Edward Jenner was one of many seeking to defeat the “speckled monster” of smallpox, and it was common lore that dairymaids seemed immune to smallpox after contracting cowpox. In May 1796, using matter from fresh cowpox lesions, Jenner inoculated an 8-year-old boy. In July, he demonstrated that the boy was protected from smallpox and called this new procedure vaccination, after vaccinia, the Latin name for cowpox.Jenner’s first paper on the subject, which described the first successful control of an infectious disease by the deliberate use of vaccination, was rejected.
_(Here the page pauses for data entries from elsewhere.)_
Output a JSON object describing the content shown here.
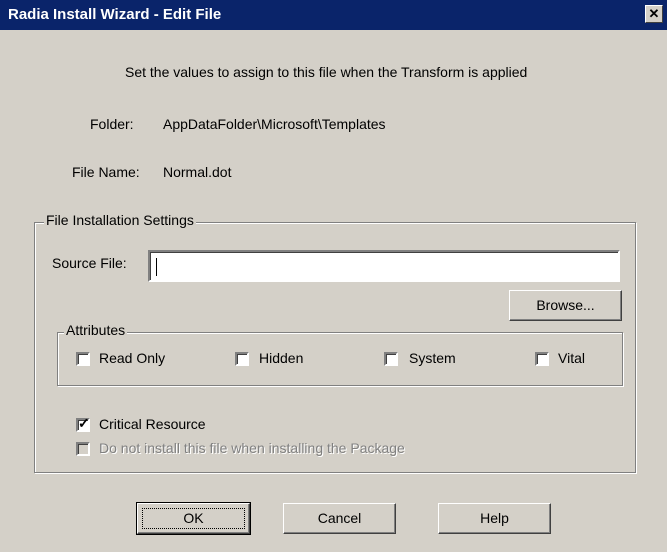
{
  "window": {
    "title": "Radia Install Wizard - Edit File",
    "close_glyph": "✕"
  },
  "intro": "Set the values to assign to this file when the Transform is applied",
  "folder": {
    "label": "Folder:",
    "value": "AppDataFolder\\Microsoft\\Templates"
  },
  "file_name": {
    "label": "File Name:",
    "value": "Normal.dot"
  },
  "settings": {
    "legend": "File Installation Settings",
    "source_file": {
      "label": "Source File:",
      "value": ""
    },
    "browse_label": "Browse...",
    "attributes": {
      "legend": "Attributes",
      "items": [
        {
          "label": "Read Only",
          "checked": false
        },
        {
          "label": "Hidden",
          "checked": false
        },
        {
          "label": "System",
          "checked": false
        },
        {
          "label": "Vital",
          "checked": false
        }
      ]
    },
    "critical_resource": {
      "label": "Critical Resource",
      "checked": true
    },
    "do_not_install": {
      "label": "Do not install this file when installing the Package",
      "checked": false,
      "disabled": true
    }
  },
  "buttons": {
    "ok": "OK",
    "cancel": "Cancel",
    "help": "Help"
  }
}
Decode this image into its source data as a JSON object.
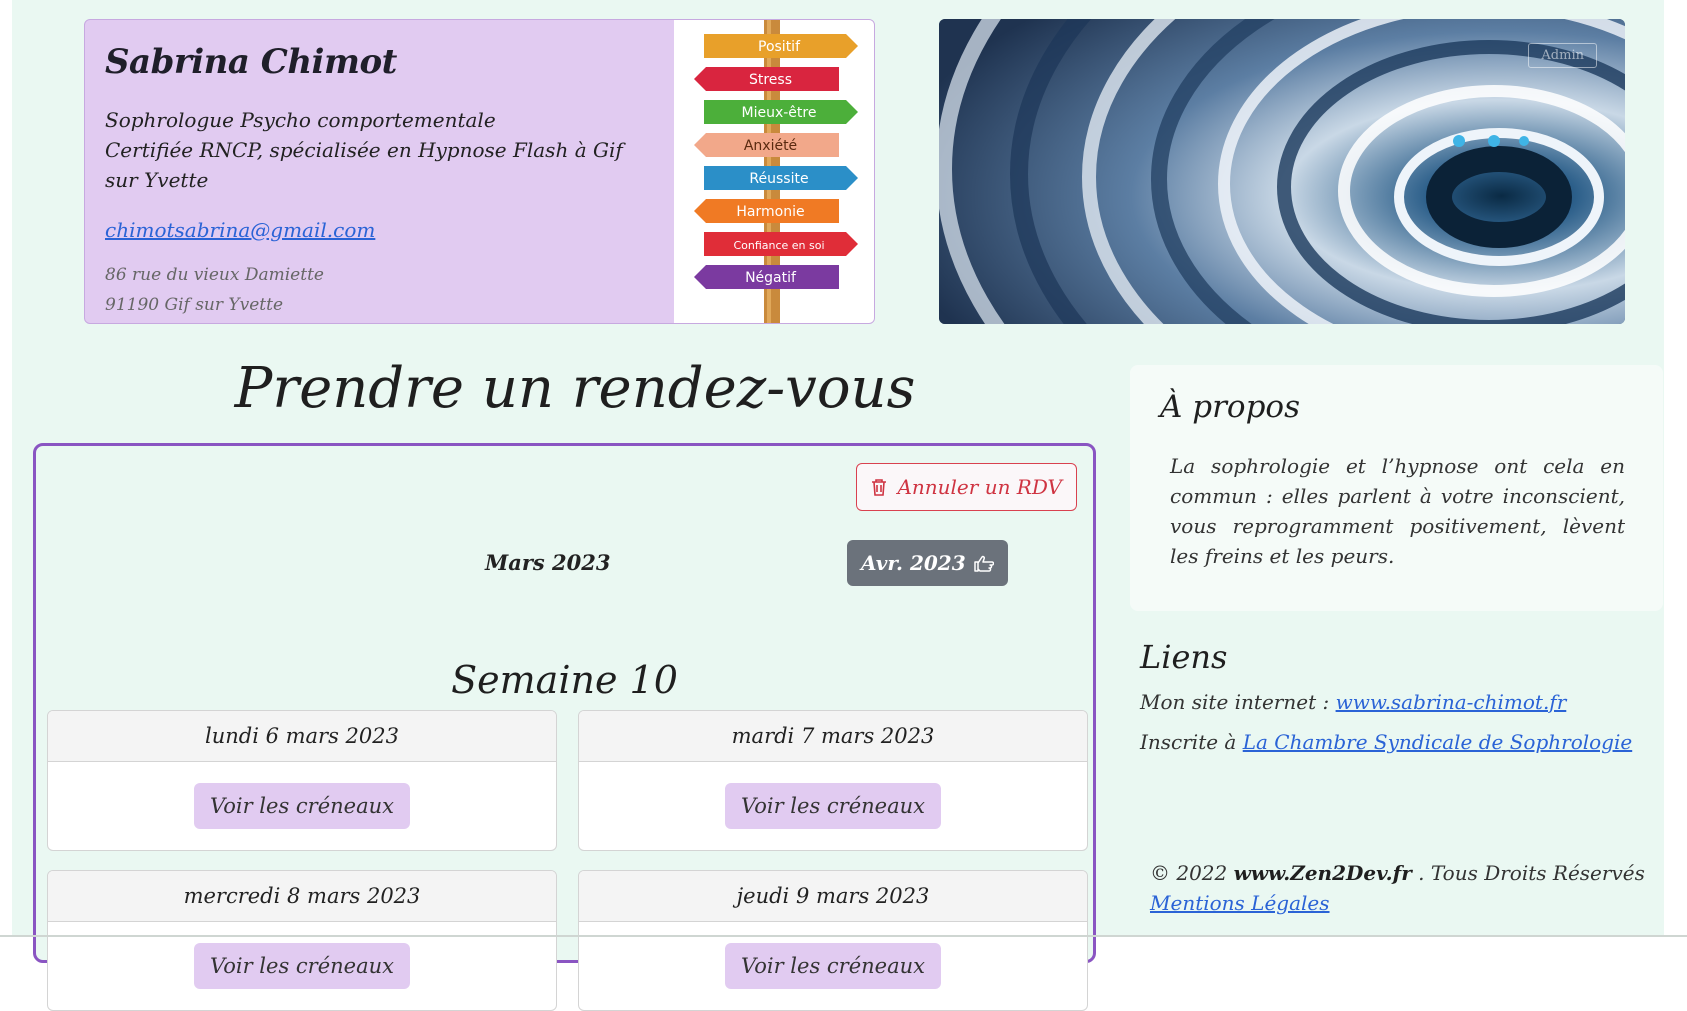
{
  "header": {
    "name": "Sabrina Chimot",
    "description_lines": [
      "Sophrologue Psycho comportementale",
      "Certifiée RNCP, spécialisée en Hypnose Flash à Gif sur Yvette"
    ],
    "email": "chimotsabrina@gmail.com",
    "address_lines": [
      "86 rue du vieux Damiette",
      "91190 Gif sur Yvette"
    ],
    "signpost_words": [
      "Positif",
      "Stress",
      "Mieux-être",
      "Anxiété",
      "Réussite",
      "Harmonie",
      "Confiance en soi",
      "Négatif"
    ],
    "signpost_colors": [
      "#e8a02a",
      "#d9253f",
      "#4caf3a",
      "#f2a88a",
      "#2b8fc8",
      "#f07a24",
      "#e02d38",
      "#7b3aa0"
    ],
    "image_link": "Admin"
  },
  "booking": {
    "title": "Prendre un rendez-vous",
    "cancel_label": "Annuler un RDV",
    "cancel_icon": "trash-icon",
    "current_month": "Mars 2023",
    "next_month_label": "Avr. 2023",
    "next_month_icon": "hand-point-right-icon",
    "week_label": "Semaine 10",
    "days": [
      {
        "label": "lundi 6 mars 2023",
        "button": "Voir les créneaux"
      },
      {
        "label": "mardi 7 mars 2023",
        "button": "Voir les créneaux"
      },
      {
        "label": "mercredi 8 mars 2023",
        "button": "Voir les créneaux"
      },
      {
        "label": "jeudi 9 mars 2023",
        "button": "Voir les créneaux"
      }
    ]
  },
  "about": {
    "title": "À propos",
    "text": "La sophrologie et l’hypnose ont cela en commun : elles parlent à votre inconscient, vous reprogramment positivement, lèvent les freins et les peurs."
  },
  "links": {
    "title": "Liens",
    "site_prefix": "Mon site internet : ",
    "site_link": "www.sabrina-chimot.fr",
    "chamber_prefix": "Inscrite à ",
    "chamber_link": "La Chambre Syndicale de Sophrologie"
  },
  "footer": {
    "copyright_prefix": "© 2022 ",
    "brand": "www.Zen2Dev.fr",
    "rights": " . Tous Droits Réservés",
    "legal_link": "Mentions Légales"
  },
  "colors": {
    "page_bg": "#eaf8f2",
    "card_purple": "#e1cbf1",
    "booking_border": "#8a55c2",
    "cancel_red": "#cf3442",
    "next_btn_gray": "#6b727b",
    "link_blue": "#2a63d6"
  }
}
Reference: Riedel S. Proc (Bayl Univ Med Cent). 2005;18:21-5.